▶ _PROMPT_: Locate the string "Consultar" throughout the material and copy every line in which it occurs.

=== EXTRACTED RECORDS ===

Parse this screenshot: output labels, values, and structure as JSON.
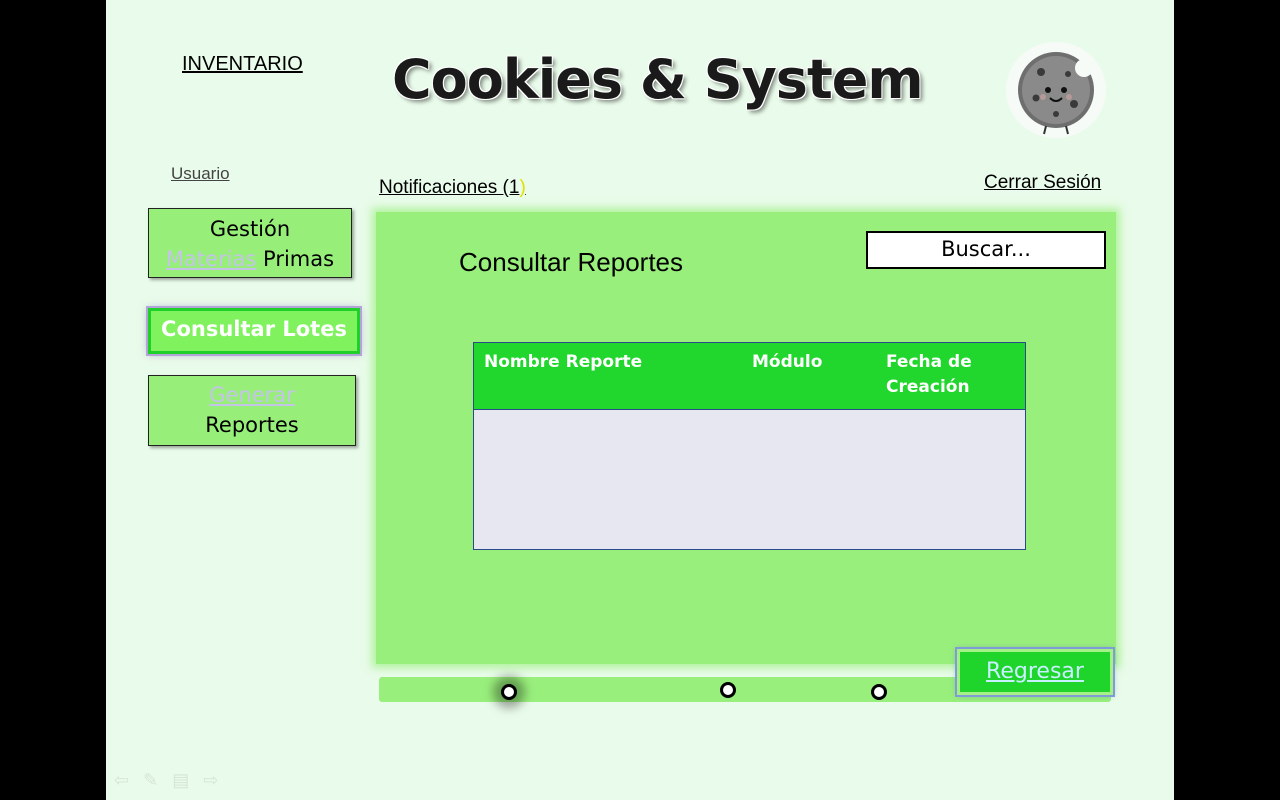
{
  "header": {
    "section_label": "INVENTARIO",
    "app_title": "Cookies & System",
    "logo_icon": "cookie-mascot-icon"
  },
  "user_bar": {
    "user_label": "Usuario",
    "notifications_label": "Notificaciones (1",
    "notifications_close": ")",
    "logout_label": "Cerrar Sesión"
  },
  "sidebar": {
    "items": [
      {
        "line1": "Gestión",
        "line2_faded": "Materias",
        "line2": " Primas"
      },
      {
        "label": "Consultar Lotes"
      },
      {
        "line1_faded": "Generar",
        "line2": "Reportes"
      }
    ]
  },
  "main": {
    "title": "Consultar Reportes",
    "search_placeholder": "Buscar...",
    "table": {
      "columns": [
        "Nombre Reporte",
        "Módulo",
        "Fecha de Creación"
      ],
      "rows": []
    },
    "back_button": "Regresar"
  },
  "progress": {
    "steps": 3,
    "current_step": 1
  },
  "slideshow_controls": [
    "prev-arrow-icon",
    "pen-icon",
    "menu-icon",
    "next-arrow-icon"
  ],
  "colors": {
    "background": "#e9fbea",
    "panel": "#99ef7c",
    "accent_green": "#21d62c",
    "table_body": "#e7e7f1"
  }
}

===

▶ _REPLY TO THE EXERCISE_:
        "label": "Consultar Lotes"
    "title": "Consultar Reportes",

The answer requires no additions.